With regards to the financing of terrorism, under the AML Law, a person is deemed to have financed terrorism if he has voluntarily directly or indirectly attempted to provide or raise funds for the purpose of using such funds to commit a terrorist act, or provides or raises funds whilst knowing that such funds will finance a terrorist act, or a terrorist organization or person. The crime will be established irrespective of whether the terrorist act occurred or not, whether the funds were used to execute or attempt to carry out such act, regardless of the country in which they were committed.
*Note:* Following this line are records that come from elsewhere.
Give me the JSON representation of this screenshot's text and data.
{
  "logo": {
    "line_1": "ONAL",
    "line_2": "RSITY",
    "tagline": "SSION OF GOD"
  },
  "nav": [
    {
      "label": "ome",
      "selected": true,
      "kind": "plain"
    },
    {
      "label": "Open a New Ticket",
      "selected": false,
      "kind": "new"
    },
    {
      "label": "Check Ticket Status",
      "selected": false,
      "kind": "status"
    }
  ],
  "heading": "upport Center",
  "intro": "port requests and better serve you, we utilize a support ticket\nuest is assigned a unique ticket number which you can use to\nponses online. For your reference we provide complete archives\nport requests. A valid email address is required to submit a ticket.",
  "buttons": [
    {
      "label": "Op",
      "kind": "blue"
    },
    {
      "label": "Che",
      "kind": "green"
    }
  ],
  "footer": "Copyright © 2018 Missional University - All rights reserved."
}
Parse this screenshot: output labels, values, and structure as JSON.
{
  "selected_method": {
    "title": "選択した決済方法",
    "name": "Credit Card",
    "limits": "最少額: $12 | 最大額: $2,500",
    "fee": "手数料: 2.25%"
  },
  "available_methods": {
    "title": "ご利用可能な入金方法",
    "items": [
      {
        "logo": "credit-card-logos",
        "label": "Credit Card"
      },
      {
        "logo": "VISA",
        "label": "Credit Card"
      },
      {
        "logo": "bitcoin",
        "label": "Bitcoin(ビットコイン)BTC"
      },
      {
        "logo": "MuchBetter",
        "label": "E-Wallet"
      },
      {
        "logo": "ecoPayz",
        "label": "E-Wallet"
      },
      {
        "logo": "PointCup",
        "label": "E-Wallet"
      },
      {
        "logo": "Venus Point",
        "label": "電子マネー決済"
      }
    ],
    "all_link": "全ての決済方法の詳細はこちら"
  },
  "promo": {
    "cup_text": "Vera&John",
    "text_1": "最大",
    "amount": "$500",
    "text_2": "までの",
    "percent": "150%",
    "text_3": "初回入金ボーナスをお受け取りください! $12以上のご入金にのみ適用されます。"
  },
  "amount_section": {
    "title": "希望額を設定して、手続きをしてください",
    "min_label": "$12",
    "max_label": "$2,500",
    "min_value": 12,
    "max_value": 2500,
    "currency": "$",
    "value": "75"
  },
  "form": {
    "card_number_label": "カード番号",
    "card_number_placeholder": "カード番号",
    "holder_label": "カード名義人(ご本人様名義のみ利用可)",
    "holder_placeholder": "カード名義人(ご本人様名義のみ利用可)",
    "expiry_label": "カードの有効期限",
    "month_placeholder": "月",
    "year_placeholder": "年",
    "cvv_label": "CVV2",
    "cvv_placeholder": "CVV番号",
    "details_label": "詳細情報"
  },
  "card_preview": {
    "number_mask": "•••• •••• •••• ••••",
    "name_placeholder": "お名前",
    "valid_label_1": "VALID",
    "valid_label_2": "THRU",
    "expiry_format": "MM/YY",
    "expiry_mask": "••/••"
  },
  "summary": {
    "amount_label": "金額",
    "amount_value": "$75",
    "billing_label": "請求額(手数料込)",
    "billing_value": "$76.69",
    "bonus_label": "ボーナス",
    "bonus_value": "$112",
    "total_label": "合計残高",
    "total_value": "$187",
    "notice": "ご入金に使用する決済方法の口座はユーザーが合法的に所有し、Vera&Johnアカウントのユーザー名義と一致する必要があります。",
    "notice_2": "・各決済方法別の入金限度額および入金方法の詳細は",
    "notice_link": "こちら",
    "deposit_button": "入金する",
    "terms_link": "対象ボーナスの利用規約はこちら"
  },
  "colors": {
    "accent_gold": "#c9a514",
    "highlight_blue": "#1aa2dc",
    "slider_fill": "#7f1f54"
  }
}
The anti-money laundering and counter-terrorist financing legal regime in Kuwait is supplemented by the recent amendment to the laws regulating capital markets in Kuwait. The Capital Markets Authority (“CMA”) in Kuwait recently issued decree 72 of 2015 (the “Amended CML Bylaws”) which amended the executive regulations to Law No. 7 of 2010 (the Kuwait Capital Markets Law, the “CML”). The Amended CML Bylaws impose additional obligations on Licensed Persons (defined below) with respect to combating of money laundering and financing of terrorism. The new regulations are intended to (i) enhance the integrity and credibility of the capital markets; and (ii) to protect Licensed Persons and their customers.
“Licensed Persons” are defined in the Amended CML Bylaws as natural or corporate persons that have a license from the CMA to practice any of the following: (a) securities exchange (b) clearing agency (c) investment portfolio manager (d) collective investment schemes (e) investment manager (f) subscription agent (g) custodian (h) broker registered with the CMA (i) investment controller, (j) credit rating agency (k) appraising assets and (l) any other activities designated as securities activities by the CMA (“Securities Activities”). We note that Licensed Persons under the Amended CML Bylaws are considered as “financial institutions” under the AML Law. It is therefore arguable that Licensed Persons must implement both the AML Law and the Amended CML Bylaws in order to be compliant with AML / CTF regulations in Kuwait.
(e) Pledges Over Shares in Listed Companies
Whereas previously, enforcement of a pledge over listed shares required a court order, the Amended CML Bylaws provide an exception to this rule. The CMA Bylaws provide that where a borrower is a professional customer and is dealing with banks or financial institutions, the restrictions on sale or acquisition of the securities outside the court do not apply. Therefore, it is now permitted (and required) pursuant to the CMA Bylaws that a pledge agreement provides whether the pledgee has agreed that the pledgor acquires or sells the securities in the event of default by the pledgor.